  • Then the Great Entrance happens. This is when they carry the cup with the bread and wine to the altar. The people honor the bread and wine as special, too. The priest will pray for people who have special needs by name as he carries the cup. Many people, especially children, will touch the priest's robe as he passes by. This is an act of faith, like the woman with the issue of blood who touched Christ's robe, and a way in which we send our prayers with his.
  • Then someone will say, "Let us love one another that with one mind we may confess Father, Son, and Holy Spirit." To show our love for one another, we turn to the people around us and greet them saying, "Christ is in our midst." And the response, "He is and ever shall be."
  • After we show our love for each other, we recite the creed, which is a confession of our faith.
  •  Then there are several prayers: prayers over the Eucharist, the Lord's Prayer, and the prayers before communion.

Finally, someone will say, "Holy things are for the Holy!" and the Orthodox who have prepared to take the communion will go forward to receive it. They don't pass it around on plates because they want to treat it reverently (like the icons and the Bible). When people return to their places, sometimes they have bread, and they may offer you some.
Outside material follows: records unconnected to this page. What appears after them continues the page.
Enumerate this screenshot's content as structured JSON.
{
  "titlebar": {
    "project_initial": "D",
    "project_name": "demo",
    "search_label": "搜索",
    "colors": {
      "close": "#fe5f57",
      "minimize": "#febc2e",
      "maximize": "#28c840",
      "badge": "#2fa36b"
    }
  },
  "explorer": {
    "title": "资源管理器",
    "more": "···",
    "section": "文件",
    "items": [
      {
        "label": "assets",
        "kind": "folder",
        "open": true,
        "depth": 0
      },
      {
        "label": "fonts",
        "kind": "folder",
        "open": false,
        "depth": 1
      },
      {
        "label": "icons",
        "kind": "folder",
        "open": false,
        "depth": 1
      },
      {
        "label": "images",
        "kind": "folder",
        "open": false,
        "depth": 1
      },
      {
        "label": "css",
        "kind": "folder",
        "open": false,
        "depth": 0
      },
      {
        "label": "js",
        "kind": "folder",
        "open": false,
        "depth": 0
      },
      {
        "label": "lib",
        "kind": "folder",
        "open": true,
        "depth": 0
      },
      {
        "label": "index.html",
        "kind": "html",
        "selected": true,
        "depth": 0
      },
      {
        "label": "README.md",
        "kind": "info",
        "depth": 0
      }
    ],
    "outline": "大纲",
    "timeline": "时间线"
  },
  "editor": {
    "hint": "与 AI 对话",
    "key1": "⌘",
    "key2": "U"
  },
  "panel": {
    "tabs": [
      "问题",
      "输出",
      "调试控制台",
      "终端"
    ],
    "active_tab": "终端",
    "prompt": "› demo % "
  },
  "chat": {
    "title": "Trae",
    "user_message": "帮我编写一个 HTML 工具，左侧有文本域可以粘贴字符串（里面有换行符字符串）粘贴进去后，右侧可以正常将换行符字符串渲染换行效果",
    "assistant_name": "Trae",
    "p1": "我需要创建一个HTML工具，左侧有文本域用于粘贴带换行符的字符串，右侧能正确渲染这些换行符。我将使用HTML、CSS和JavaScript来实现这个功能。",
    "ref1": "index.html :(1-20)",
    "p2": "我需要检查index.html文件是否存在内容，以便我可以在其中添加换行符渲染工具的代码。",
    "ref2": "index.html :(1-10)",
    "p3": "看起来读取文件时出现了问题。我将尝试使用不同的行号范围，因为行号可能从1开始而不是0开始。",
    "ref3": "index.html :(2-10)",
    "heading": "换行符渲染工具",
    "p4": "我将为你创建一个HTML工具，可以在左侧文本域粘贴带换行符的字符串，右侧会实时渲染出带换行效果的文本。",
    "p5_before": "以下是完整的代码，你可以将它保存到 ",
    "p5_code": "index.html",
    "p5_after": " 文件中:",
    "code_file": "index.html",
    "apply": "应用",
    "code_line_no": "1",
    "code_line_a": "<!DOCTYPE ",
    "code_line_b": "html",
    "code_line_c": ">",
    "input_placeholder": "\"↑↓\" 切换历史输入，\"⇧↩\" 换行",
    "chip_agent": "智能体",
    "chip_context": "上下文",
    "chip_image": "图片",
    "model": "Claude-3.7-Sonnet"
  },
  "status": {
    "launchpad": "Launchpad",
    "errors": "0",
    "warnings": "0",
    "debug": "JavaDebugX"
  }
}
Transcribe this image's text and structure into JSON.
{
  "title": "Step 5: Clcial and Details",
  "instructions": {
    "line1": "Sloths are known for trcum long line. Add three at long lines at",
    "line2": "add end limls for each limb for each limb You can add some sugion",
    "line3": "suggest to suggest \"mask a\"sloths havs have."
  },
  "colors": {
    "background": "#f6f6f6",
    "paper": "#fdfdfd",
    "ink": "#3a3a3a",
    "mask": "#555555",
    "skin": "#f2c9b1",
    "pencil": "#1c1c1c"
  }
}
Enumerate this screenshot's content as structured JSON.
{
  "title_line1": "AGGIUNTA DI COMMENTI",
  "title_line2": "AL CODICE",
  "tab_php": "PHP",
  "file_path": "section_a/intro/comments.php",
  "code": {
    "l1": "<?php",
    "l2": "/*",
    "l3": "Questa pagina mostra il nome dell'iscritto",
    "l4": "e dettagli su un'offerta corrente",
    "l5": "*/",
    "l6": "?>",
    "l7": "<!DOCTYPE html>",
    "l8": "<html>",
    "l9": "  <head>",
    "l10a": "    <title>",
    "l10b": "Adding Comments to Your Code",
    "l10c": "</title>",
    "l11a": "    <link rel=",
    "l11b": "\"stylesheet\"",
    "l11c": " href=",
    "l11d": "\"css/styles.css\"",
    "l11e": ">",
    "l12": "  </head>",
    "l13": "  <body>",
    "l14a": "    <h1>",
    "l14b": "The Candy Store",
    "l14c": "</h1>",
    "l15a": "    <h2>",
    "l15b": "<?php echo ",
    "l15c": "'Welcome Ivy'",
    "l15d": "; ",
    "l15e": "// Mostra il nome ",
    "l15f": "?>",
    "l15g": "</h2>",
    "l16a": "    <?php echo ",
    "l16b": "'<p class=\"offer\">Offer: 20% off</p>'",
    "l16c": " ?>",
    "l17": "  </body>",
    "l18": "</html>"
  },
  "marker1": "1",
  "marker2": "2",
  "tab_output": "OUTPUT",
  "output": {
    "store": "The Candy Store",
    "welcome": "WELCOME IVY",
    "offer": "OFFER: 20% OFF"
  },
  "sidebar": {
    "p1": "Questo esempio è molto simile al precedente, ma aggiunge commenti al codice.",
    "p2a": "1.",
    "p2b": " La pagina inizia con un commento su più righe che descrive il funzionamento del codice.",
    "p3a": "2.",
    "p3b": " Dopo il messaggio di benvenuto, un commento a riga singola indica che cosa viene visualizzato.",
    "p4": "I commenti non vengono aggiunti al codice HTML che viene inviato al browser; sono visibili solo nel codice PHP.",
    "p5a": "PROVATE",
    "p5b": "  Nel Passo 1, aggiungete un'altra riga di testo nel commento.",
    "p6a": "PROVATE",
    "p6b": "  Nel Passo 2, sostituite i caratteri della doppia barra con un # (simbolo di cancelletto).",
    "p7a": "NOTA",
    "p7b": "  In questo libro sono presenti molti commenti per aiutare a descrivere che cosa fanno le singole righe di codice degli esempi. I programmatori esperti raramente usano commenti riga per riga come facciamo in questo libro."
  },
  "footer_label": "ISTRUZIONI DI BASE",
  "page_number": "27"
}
This bread is not the communion, but it is blessed, and is a sign of friendship. There will also be some in a bowl on your way out, and you are invited to take some.
  •  After the communion there are a few more beautiful songs including, "We have seen the true light!" and "Let our mouths be filled with thy praise, O Lord!" Then the worship will come to an end, and everyone will sit for some announcements.
  •  When people leave, they file out in a line to kiss a cross or perhaps the Bible that the priest is holding at the front. Many people will also kiss the icons before leaving. If you go through the line, you won't be expected to kiss or say anything. The priest will probably say, "Hi, I'm Father John. Who are you?" But it's also okay, to go out without going through the line.

After church, there is a coffee hour downstairs because most people do not eat before the service. You can come downstairs and get some snacks, visit or play in the playroom. 

No comments: